EXERCISE REQUIREMENTS>
Count the lines in the data below where the string "Kopieer" occurs, please, and give the number alone.

MATERIAL FOR THIS EXERCISE>

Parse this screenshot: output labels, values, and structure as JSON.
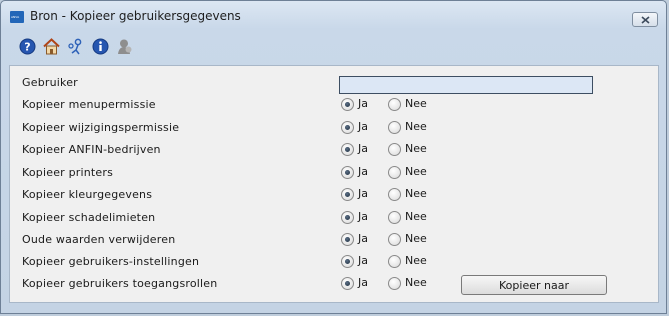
{
  "window": {
    "title": "Bron - Kopieer gebruikersgegevens",
    "app_icon_text": "ANVA"
  },
  "toolbar": {
    "icons": [
      "help-icon",
      "home-icon",
      "user-link-icon",
      "info-icon",
      "user-gray-icon"
    ]
  },
  "form": {
    "user": {
      "label": "Gebruiker",
      "value": "",
      "placeholder": ""
    },
    "options": [
      {
        "label": "Kopieer menupermissie",
        "yes": "Ja",
        "no": "Nee",
        "selected": "Ja"
      },
      {
        "label": "Kopieer wijzigingspermissie",
        "yes": "Ja",
        "no": "Nee",
        "selected": "Ja"
      },
      {
        "label": "Kopieer ANFIN-bedrijven",
        "yes": "Ja",
        "no": "Nee",
        "selected": "Ja"
      },
      {
        "label": "Kopieer printers",
        "yes": "Ja",
        "no": "Nee",
        "selected": "Ja"
      },
      {
        "label": "Kopieer kleurgegevens",
        "yes": "Ja",
        "no": "Nee",
        "selected": "Ja"
      },
      {
        "label": "Kopieer schadelimieten",
        "yes": "Ja",
        "no": "Nee",
        "selected": "Ja"
      },
      {
        "label": "Oude waarden verwijderen",
        "yes": "Ja",
        "no": "Nee",
        "selected": "Ja"
      },
      {
        "label": "Kopieer gebruikers-instellingen",
        "yes": "Ja",
        "no": "Nee",
        "selected": "Ja"
      },
      {
        "label": "Kopieer gebruikers toegangsrollen",
        "yes": "Ja",
        "no": "Nee",
        "selected": "Ja"
      }
    ],
    "submit_label": "Kopieer naar"
  },
  "colors": {
    "window_background": "#c4d3e4",
    "panel_background": "#f0f0f0",
    "input_background": "#dce7f5"
  }
}
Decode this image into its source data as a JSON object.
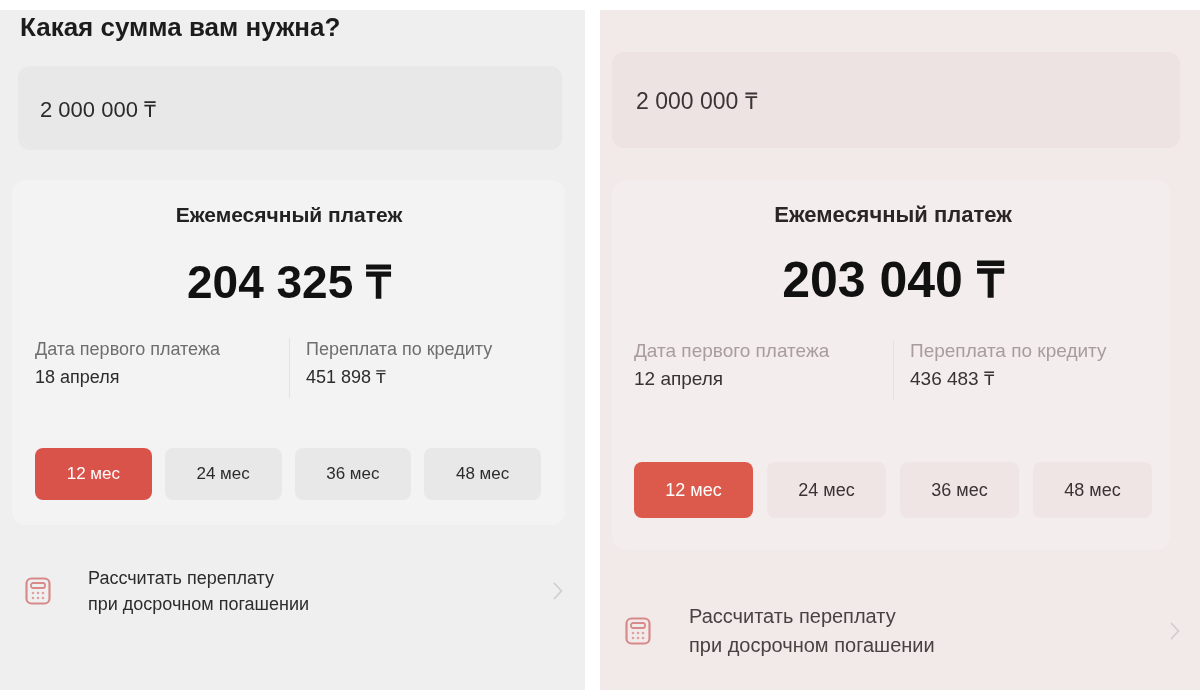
{
  "panels": [
    {
      "title": "Какая сумма вам нужна?",
      "amount_field": {
        "value": "2 000 000 ₸"
      },
      "payment_card": {
        "heading": "Ежемесячный платеж",
        "amount": "204 325 ₸",
        "details": [
          {
            "label": "Дата первого платежа",
            "value": "18 апреля"
          },
          {
            "label": "Переплата по кредиту",
            "value": "451 898 ₸"
          }
        ],
        "terms": [
          {
            "label": "12 мес",
            "selected": true
          },
          {
            "label": "24 мес",
            "selected": false
          },
          {
            "label": "36 мес",
            "selected": false
          },
          {
            "label": "48 мес",
            "selected": false
          }
        ]
      },
      "action": {
        "text": "Рассчитать переплату\nпри досрочном погашении"
      }
    },
    {
      "amount_field": {
        "value": "2 000 000 ₸"
      },
      "payment_card": {
        "heading": "Ежемесячный платеж",
        "amount": "203 040 ₸",
        "details": [
          {
            "label": "Дата первого платежа",
            "value": "12 апреля"
          },
          {
            "label": "Переплата по кредиту",
            "value": "436 483 ₸"
          }
        ],
        "terms": [
          {
            "label": "12 мес",
            "selected": true
          },
          {
            "label": "24 мес",
            "selected": false
          },
          {
            "label": "36 мес",
            "selected": false
          },
          {
            "label": "48 мес",
            "selected": false
          }
        ]
      },
      "action": {
        "text": "Рассчитать переплату\nпри досрочном погашении"
      }
    }
  ]
}
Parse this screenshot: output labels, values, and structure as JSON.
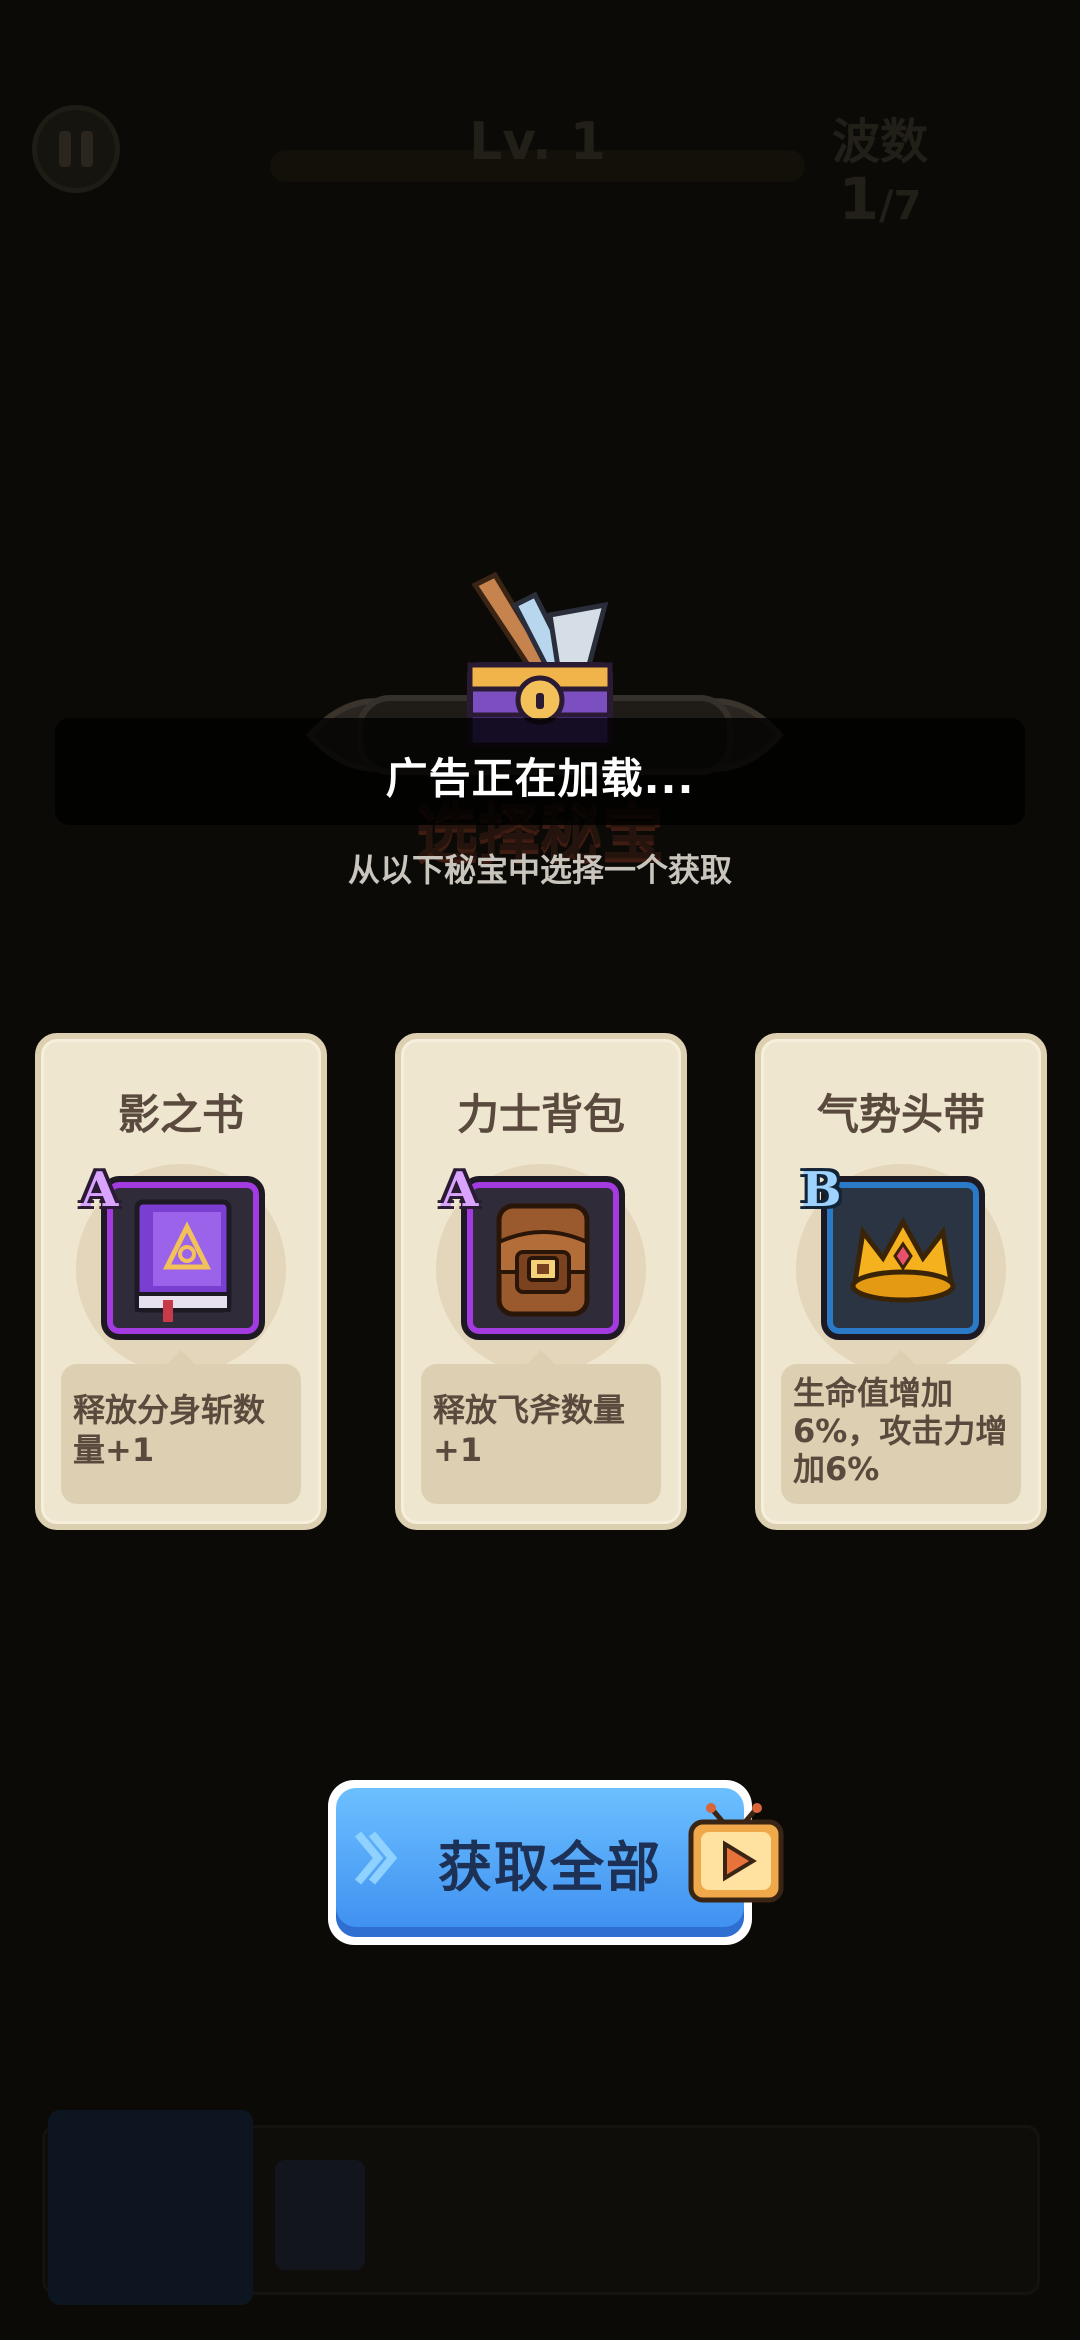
{
  "hud": {
    "level": "Lv. 1",
    "wave_label": "波数",
    "wave_current": "1",
    "wave_total": "/7"
  },
  "toast": {
    "text": "广告正在加载..."
  },
  "header": {
    "title": "选择秘宝",
    "subtitle": "从以下秘宝中选择一个获取"
  },
  "cards": [
    {
      "name": "影之书",
      "grade": "A",
      "icon": "purple-book-icon",
      "desc": "释放分身斩数量+1"
    },
    {
      "name": "力士背包",
      "grade": "A",
      "icon": "leather-backpack-icon",
      "desc": "释放飞斧数量+1"
    },
    {
      "name": "气势头带",
      "grade": "B",
      "icon": "gold-crown-icon",
      "desc": "生命值增加6%，攻击力增加6%"
    }
  ],
  "get_all_button": {
    "label": "获取全部",
    "icon": "tv-play-ad-icon"
  },
  "colors": {
    "grade_a": "#a43be0",
    "grade_b": "#2b7ac8",
    "button_blue": "#3d8ef0",
    "card_bg": "#efe6d0"
  }
}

ANSWER SECTION>
10